Ocean City Planning Board Paves Way for Affordable Housing Project

Ocean City Planning Board Paves Way for Affordable Housing Project

From left, Bob Barr, a city councilman who is also the housing authority chairman, Jacqueline Jones, executive director, and solicitor Charles Gabage show off an architectural rendering of the proposed $4.2 million project.


By Maddy Vitale

The Ocean City Planning Board approved a $4.2 million affordable housing project Wednesday night for senior citizens that will be developed by the city’s Housing Authority.

The board found that the project is consistent with the city’s master plan and gave its approval for a 20-unit two-story building on Sixth Street and West Avenue. The building will be constructed on what is now a parking lot adjacent to the authority’s Bay View Manor housing complex. It will be funded by a Hurricane Sandy recovery grant.

The construction is expected to start in 2019 and be completed by 2020, but first, the Housing Authority needs to secure regulatory approvals and permits from the Department of Environmental Protection and the U.S. Department of Housing and Urban Development (HUD). Once construction is completed, the former site will be demolished.

The Sixth Street complex would be named in honor of the late housing authority commissioner Edmond C. Speitel Sr., and would replace the authority’s flood prone Pecks Beach Village housing site on Fourth Street.

Bob Barr, a city councilman who also serves as chairman of the authority, remarked after the planning board gave its approval, that many hours, many phone calls, and a lot of hard work, went into the making of the project.

“We are excited to be through this stage and we thank the planning board members for their support,” Barr said.

The new home for 20 senior citizens has significant meaning for him.

“I have known many of the people who live there my entire life. The building is not only new and modern, but it will take the flood equation out of it,” Barr said. “Yes, it is beautiful and has a good layout, but I have lost sleep at night when we have storms, worrying about the residents when it floods.”   

During a brief hearing, the housing authority presented two experts.

Charles Gabage, solicitor for the housing authority, said just prior to introducing the witnesses, that the city planner has already given the opinion that the project is in line with the master plan, which should be taken into consideration by the board members.

The master plan calls for a multi-family residential zoning, where the new housing units would be built, which officials agreed is consistent with the allowable use.

“I would hope the board gives heavy weight to the opinion of the planner,” Gabage said, adding that it is a great project.

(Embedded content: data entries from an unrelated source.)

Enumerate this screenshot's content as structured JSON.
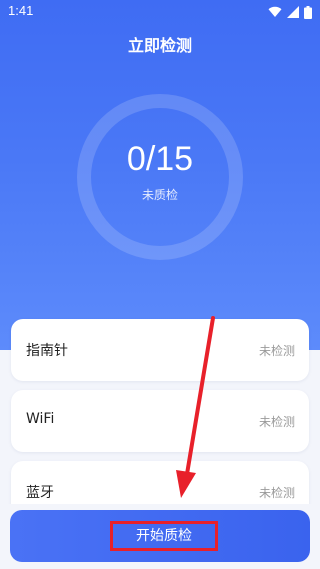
{
  "status_bar": {
    "time": "1:41"
  },
  "header": {
    "title": "立即检测"
  },
  "progress": {
    "count_text": "0/15",
    "checked": 0,
    "total": 15,
    "status": "未质检"
  },
  "checks": [
    {
      "name": "指南针",
      "state": "未检测"
    },
    {
      "name": "WiFi",
      "state": "未检测"
    },
    {
      "name": "蓝牙",
      "state": "未检测"
    }
  ],
  "action": {
    "start_label": "开始质检"
  },
  "colors": {
    "primary": "#3f6cf3",
    "annotation": "#e8202a"
  }
}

But prior to voting, the board heard brief testimony.

Jason Sciullo, an engineer testifies for the housing authority about parking spaces and other concerns.

Jason Sciullo, an engineer hired by the housing authority, explained that there will be 28 parking spaces for the 20 units. One of the concerns of the city was that there would not be adequate parking.

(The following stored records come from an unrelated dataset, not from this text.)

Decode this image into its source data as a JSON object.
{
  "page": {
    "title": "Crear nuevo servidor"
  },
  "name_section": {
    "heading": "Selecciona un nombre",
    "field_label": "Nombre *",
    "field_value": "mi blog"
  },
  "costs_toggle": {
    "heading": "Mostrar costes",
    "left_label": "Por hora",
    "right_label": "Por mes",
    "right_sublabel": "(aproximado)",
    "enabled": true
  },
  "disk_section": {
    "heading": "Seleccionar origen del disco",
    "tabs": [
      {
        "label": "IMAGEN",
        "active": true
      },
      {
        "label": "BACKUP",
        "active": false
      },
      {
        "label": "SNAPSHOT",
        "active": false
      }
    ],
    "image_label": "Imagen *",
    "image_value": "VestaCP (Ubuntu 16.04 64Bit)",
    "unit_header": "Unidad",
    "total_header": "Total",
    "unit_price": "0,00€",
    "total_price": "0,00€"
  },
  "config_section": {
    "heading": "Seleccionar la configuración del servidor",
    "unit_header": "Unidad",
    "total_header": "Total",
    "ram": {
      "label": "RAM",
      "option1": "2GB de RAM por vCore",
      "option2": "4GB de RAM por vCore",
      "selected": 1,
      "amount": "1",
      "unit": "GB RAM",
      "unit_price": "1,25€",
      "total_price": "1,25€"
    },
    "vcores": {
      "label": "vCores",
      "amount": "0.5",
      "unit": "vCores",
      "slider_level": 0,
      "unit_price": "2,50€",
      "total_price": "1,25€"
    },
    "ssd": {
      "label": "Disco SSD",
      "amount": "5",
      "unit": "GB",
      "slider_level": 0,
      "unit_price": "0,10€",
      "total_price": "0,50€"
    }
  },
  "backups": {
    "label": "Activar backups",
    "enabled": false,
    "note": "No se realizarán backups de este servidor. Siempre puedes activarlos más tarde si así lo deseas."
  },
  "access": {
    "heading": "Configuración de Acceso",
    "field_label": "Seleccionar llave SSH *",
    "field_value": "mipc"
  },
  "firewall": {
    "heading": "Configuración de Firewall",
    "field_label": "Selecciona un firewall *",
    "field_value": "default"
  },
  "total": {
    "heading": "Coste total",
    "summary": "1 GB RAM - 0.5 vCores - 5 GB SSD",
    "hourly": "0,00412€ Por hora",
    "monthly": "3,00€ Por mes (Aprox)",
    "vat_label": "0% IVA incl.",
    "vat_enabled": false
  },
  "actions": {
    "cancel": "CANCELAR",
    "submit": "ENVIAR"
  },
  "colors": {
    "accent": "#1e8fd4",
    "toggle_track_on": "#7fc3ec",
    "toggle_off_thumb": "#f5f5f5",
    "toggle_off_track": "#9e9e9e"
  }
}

“We know who is going to move into this building, so we took into consideration the parking and who would be using it. We feel it is adequate parking,” Sciullo said.

Randall Scheule, planner for the board, said another concern was angled one way and the board would like it angled the other way, parking toward the alley at the intersection of Sixth Street and West Avenue.

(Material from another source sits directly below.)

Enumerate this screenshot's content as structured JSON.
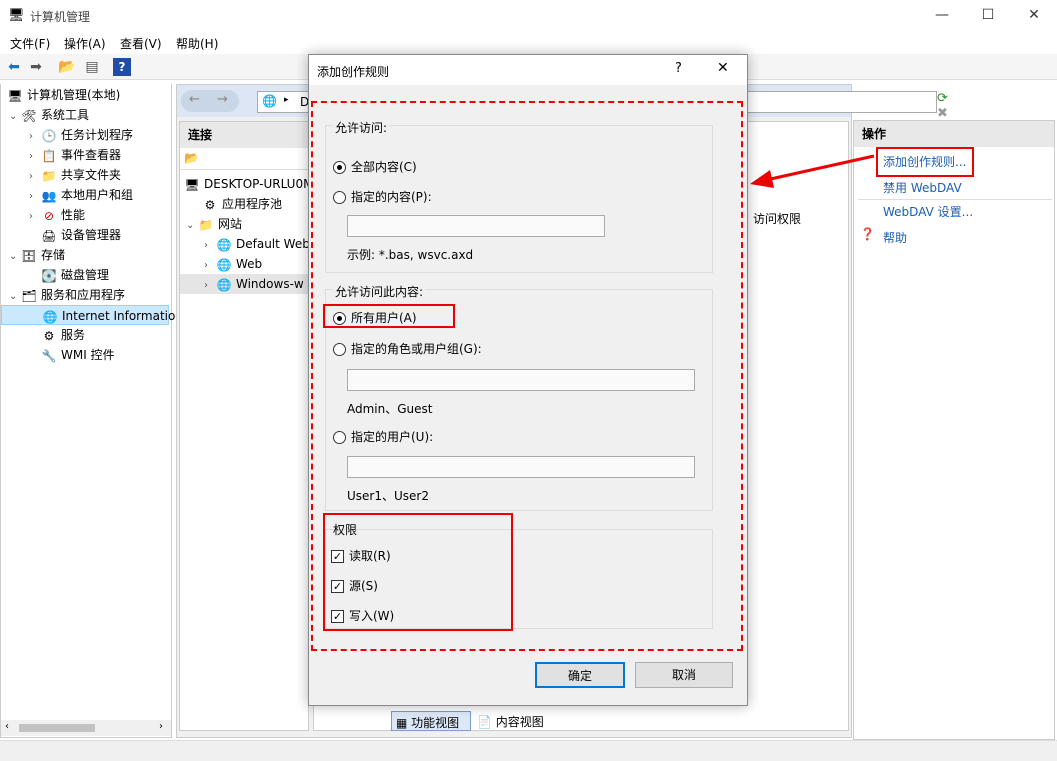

Sciullo said any issue with angled parking could be rectified.

There were also some right-of-way concerns, but they are being addressed, officials said.

The issue of the budget came up. Gabage told the board that the housing authority must stick to the budget and cannot spend more funds.

 “We are doing it within the budget we can use,” he said.

When it came time for a vote, board members gave their nod of approval.

Planning Board member Michael Allegretto called it a key project before casting his vote in the affirmative.

Like Barr, officials from the housing authority said they hope the plan gets underway to  provide a comfortable, safe environment for its residents that includes an appealing design.

James Haley, of Haley Donovan out of Haddonfield, said all of the units will be (ADA) Americans With Disabilities Act, adaptable. The units feature an environmentally friendly design and comes with Energy Star appliances.

Haley said the units are roomy with separate living and dining areas and a kitchen.

Jacqueline Jones, executive director of the housing authority said she is very eager to start construction so that the residents will not have to worry about flooding.

Jones added, “We are really excited about providing real, quality homes to the residents.”

The new location on Sixth Street for an affordable housing complex will give the residents modern living space.